For DLA Phillips Fox, the firm’s rebranding in November 2006 was a result of its alliance with international firm DLA Piper.

Formerly Phillips Fox, the firm took ‘DLA’ into its name, adopted the DLA Piper logo, and traded in its distinctive purple for blue, which became a feature of the firm’s website and marketing material.

In early 2007, DLA Piper embarked on a global rebranding, which DLA Phillips Fox has also taken on board.

“It’s a clarification of the global brand,” said Libby Maynard, the firm’s general manager - business development. “DLA Piper has been growing at a fairly rapid rate and this is really a clear articulation of what the brand is on a global basis. [For DLA Phillips Fox] it’s to send the message that we’re part of that global alliance and now actually have that global reach.
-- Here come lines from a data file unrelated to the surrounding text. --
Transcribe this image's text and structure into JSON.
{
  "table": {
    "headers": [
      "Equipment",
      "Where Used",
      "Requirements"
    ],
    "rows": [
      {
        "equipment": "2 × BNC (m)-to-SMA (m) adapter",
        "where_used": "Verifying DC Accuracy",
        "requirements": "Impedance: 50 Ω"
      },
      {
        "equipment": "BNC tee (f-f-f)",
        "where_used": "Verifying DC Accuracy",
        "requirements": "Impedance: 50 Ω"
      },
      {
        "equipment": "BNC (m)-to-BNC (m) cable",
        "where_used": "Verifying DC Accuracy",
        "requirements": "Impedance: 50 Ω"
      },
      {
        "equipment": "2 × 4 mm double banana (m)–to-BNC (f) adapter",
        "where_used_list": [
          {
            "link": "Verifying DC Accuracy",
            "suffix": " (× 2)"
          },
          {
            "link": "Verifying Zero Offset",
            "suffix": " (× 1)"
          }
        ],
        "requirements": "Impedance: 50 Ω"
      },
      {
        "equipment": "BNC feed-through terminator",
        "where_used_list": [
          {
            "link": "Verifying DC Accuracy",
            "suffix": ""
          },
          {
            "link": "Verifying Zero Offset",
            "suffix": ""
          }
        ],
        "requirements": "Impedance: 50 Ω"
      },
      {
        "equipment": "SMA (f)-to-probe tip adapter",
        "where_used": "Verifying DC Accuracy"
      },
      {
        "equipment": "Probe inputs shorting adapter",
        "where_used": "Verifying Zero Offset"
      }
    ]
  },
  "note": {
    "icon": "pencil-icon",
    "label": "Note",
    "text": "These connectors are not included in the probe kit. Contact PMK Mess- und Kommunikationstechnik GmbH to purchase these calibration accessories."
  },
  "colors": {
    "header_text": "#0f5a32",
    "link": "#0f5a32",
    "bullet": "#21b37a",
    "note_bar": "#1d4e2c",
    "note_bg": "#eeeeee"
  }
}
Maynard said that while DLA Piper and DLA Phillips Fox’s names and logos will remain the same, changes have been made to the overall visual identity of the brands.

Most noticeably, DLA Piper has moved away from using blue as the primary colour in its marketing, which Maynard said was a deliberate strategy. “As part of the global rebrand, it has adopted the whole colour pallet, which reflects the vibrancy and diversity of the brand,” she said.

DLA Phillips Fox has been rolling out the changes more gradually. “We wanted to retain blue for a time so we didn’t completely confuse the market,” Maynard explained. “[But] we’re gradually moving from the blue into the broader colour pallet.”

Promoted content
Recommended by Spike Native Network